Adobe Flash is multimedia software that runs on more than 1 billion systems worldwide. Its long list of security vulnerabilities and huge market presence make it a ‘target-rich environment’ for attackers to exploit. According to Recorded Future, from January 1, 2015 to September 30, 2015, Adobe Flash Player comprised eight of the top 10 vulnerabilities leveraged by exploit kits.
Here is an illustration of just how quickly bad actors can deploy an exploit:
- May 8 2016: FireEye discovers a new exploit targeting an unknown vulnerability in Flash and reports it to Adobe.
- May 10 , 2016: Adobe announces a new critical vulnerability (CVE-2016-4117) that affect Windows, Macintosh, Linux, and Chrome OS
- May 12, 2016: Adobe issues a patch for the new vulnerability (APSB16-15)
- May 25, 2016: Malwarebytes Labs documents a 'malvertising' gang using this exploit to compromise your system via distribution of malware well-known websites and avoid detection
The Malwarebytes blog is a good read, as it provides several examples of how sophisticated malware distribution schemes have become. For example, it breaks down the malicious elements of a rogue advertising banner that the Flash exploit allows attackers to use to push out malware. Among other things, it runs a series of checks to see if the targeted system is running packet analyzers and security technology, to ensure that it only directs legitimate vulnerable systems to the Angler Exploit Kit.
Impact on you

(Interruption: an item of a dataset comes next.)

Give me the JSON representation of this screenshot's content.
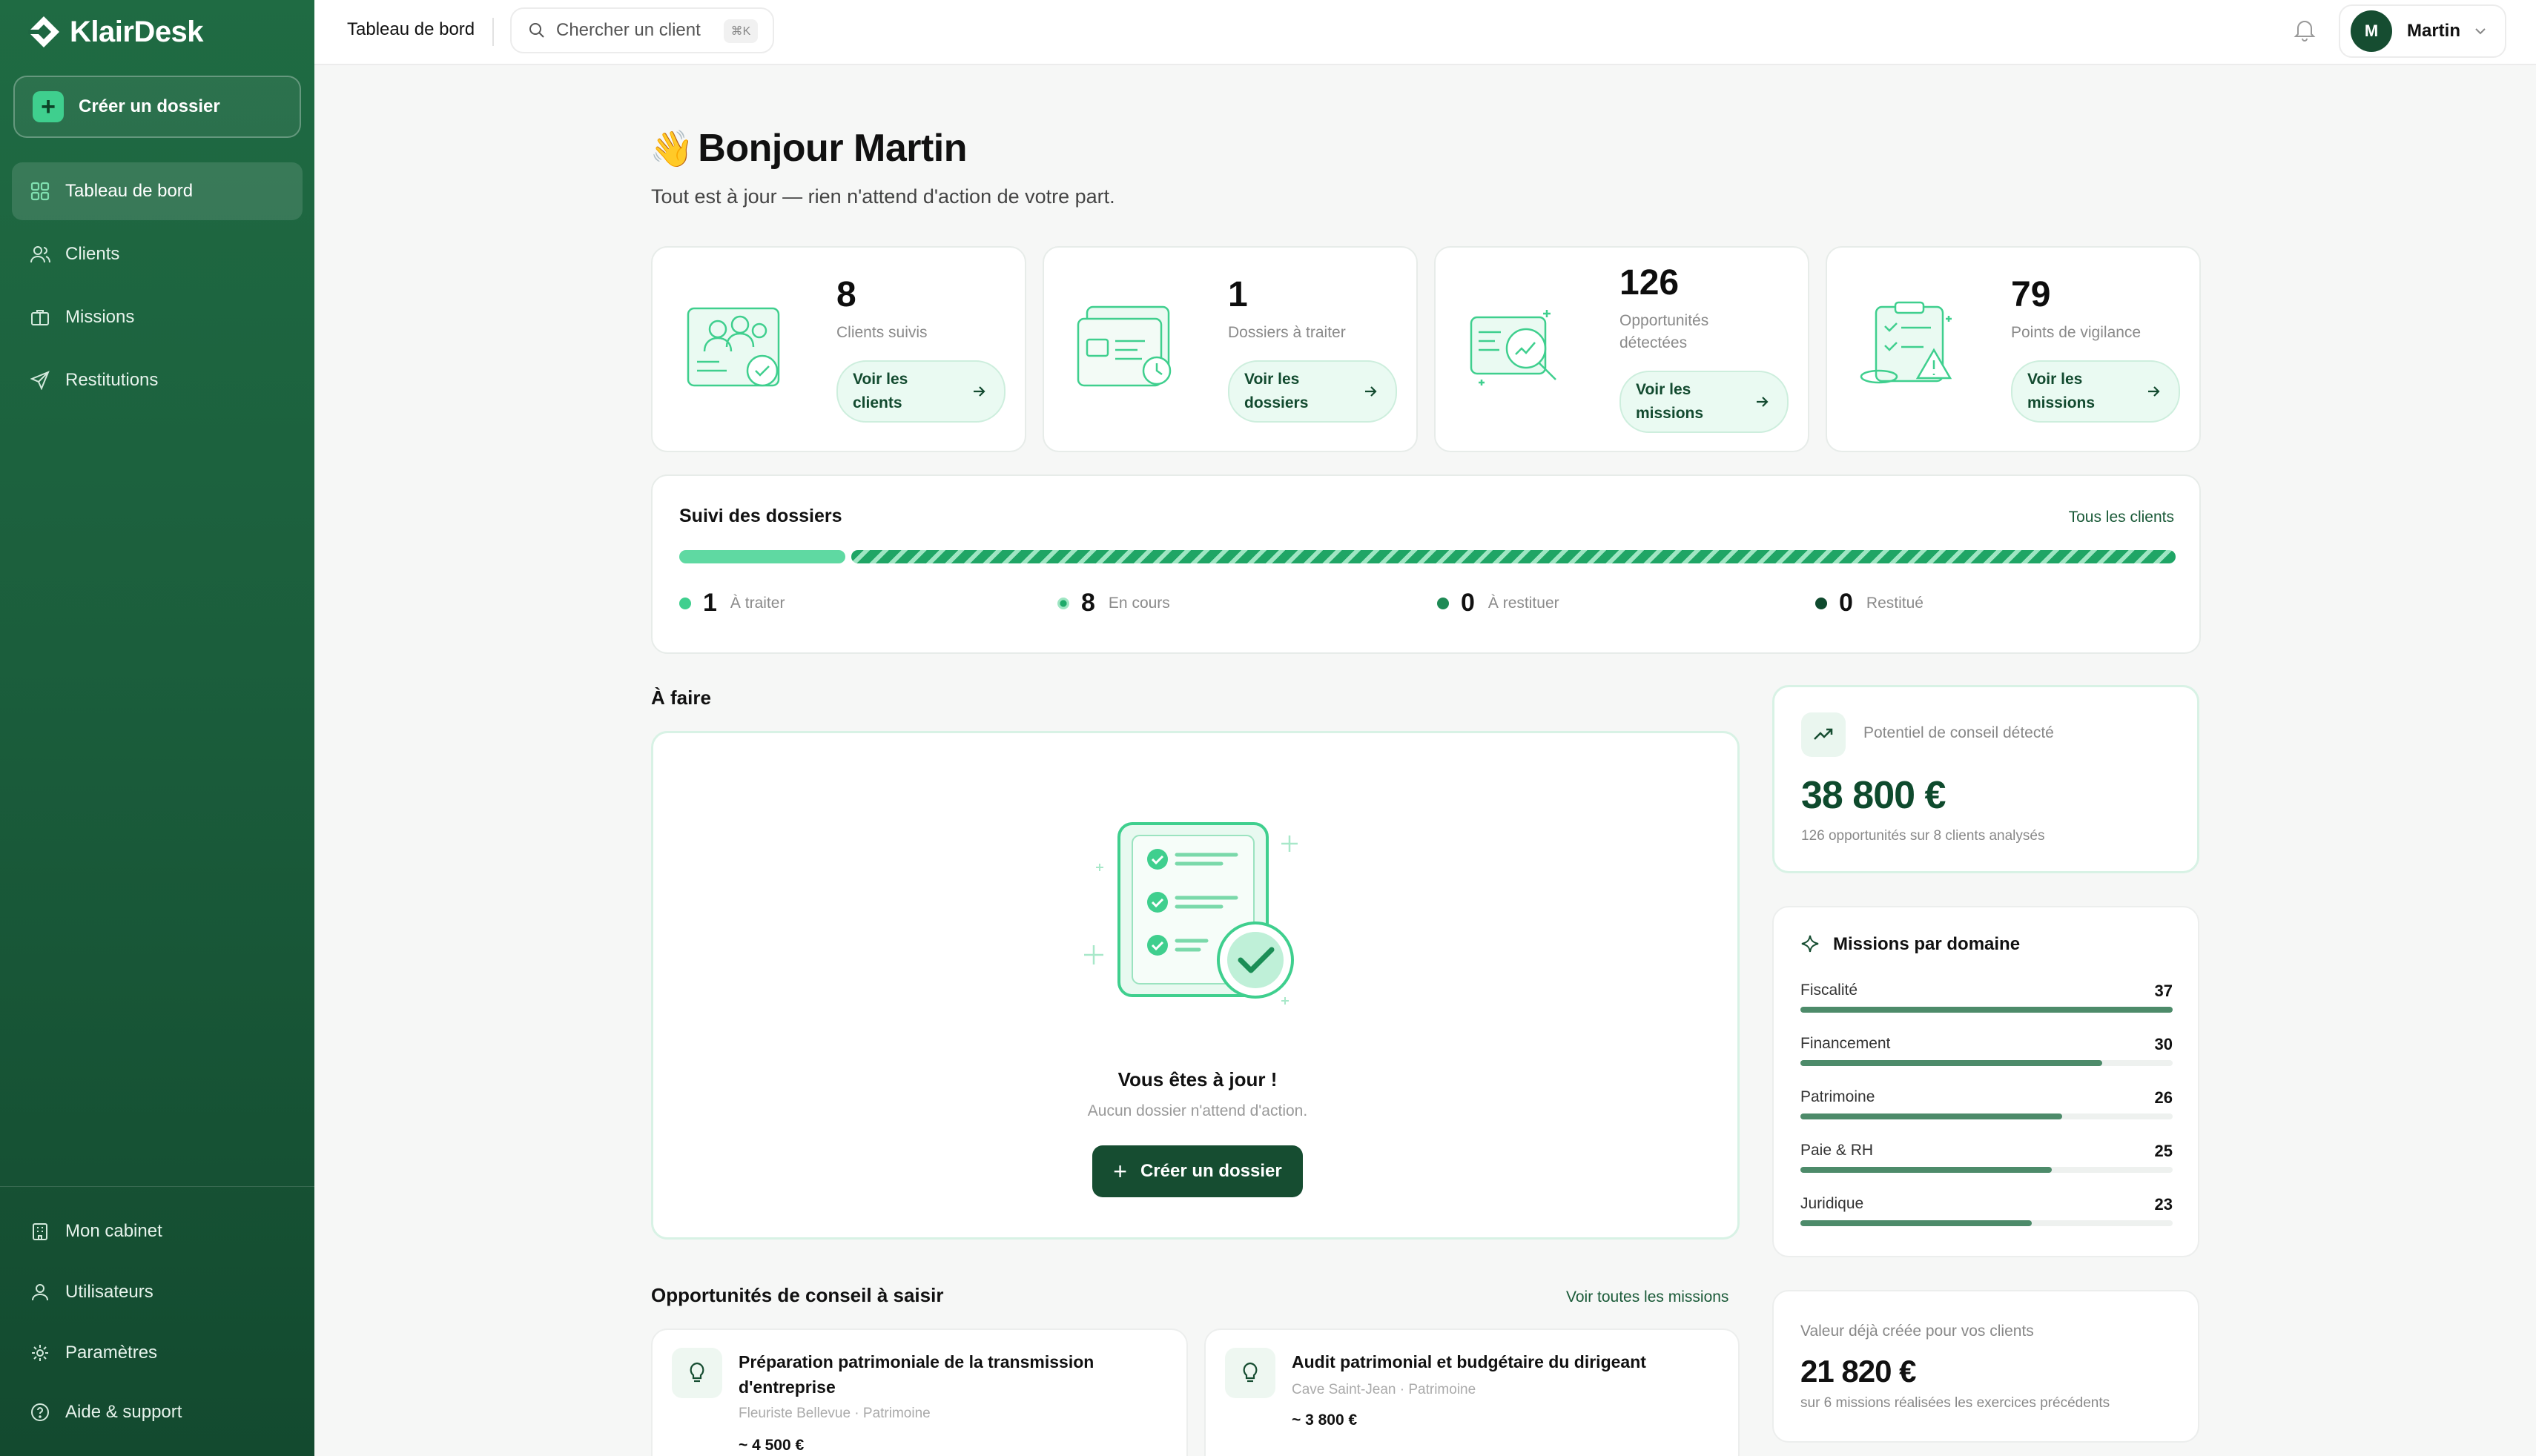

With over 1 billion systems running Adobe Flash, it is likely that one or more systems under your control are vulnerable to this exploit. Fortunately, there is a fix to patch the vulnerability. Unfortunately, according to Adobe, it takes 6 weeks for more than 400 million systems to update to a new version of Flash Player. Six weeks (or however long it takes you to patch Flash) is a long time to be at risk of being compromised by ransomware via the Angler EK.
How AlienVault Helps
The AlienVault Labs team performs the threat research that most IT teams simply don’t have the expertise, time, budget, or tools to do themselves on the the latest threats, and how to detect and respond to them. The Labs team regularly updates the rulesets that drive the threat detection, prioritization, and response capabilities of the AlienVault Unified Security Management (USM) platform, to keep you up to date with new and evolving threats.
The AlienVault Labs team recently updated the USM platform’s ability to detect this new Adobe Flash vulnerability by adding IDS signatures to detect the malicious traffic and a correlation directive to link events from across a network that indicate a compromised system.
- Emerging Threat - Adobe Flash Uncompressed Possible (CVE-2016-4117)
A critical vulnerability, CVE-2016-4117, exists in Adobe Flash Player 220.127.116.11 and earlier versions for Windows, Macintosh, Linux, and Chrome OS. If an attacker successfully exploits this vulnerability, they could crash the system, or potentially take control. Adobe has released an update to patch this vulnerability.
- We've added IDS signatures and created the following correlation rule to detect CVE-2016-4117:
Exploitation & Installation, Client Side Exploit - Known Vulnerability, Adobe Flash Uncompressed Possible (CVE-2016-4117)
For more information on a wide range of Flash vulnerabilities, exploit kits, and other malware, visit the AlienVault Open Threat Exchange (OTX) to see the research the OTX community has contributed.
Also, the integration between our Open Threat Exchange (OTX) and your USM deployment means that you get alerted whenever indicators of compromise (IOCs) being discussed in OTX are present in your network. The result is that USM customers are up to date on the latest threat vectors, attacker techniques and defenses.
These updates are also included in the latest AlienVault Threat Intelligence update available now for USM users. Lastly, visit the AlienVault Forums to keep up to date on the latest threat intelligence updates, product news, and engage with your fellow Aliens!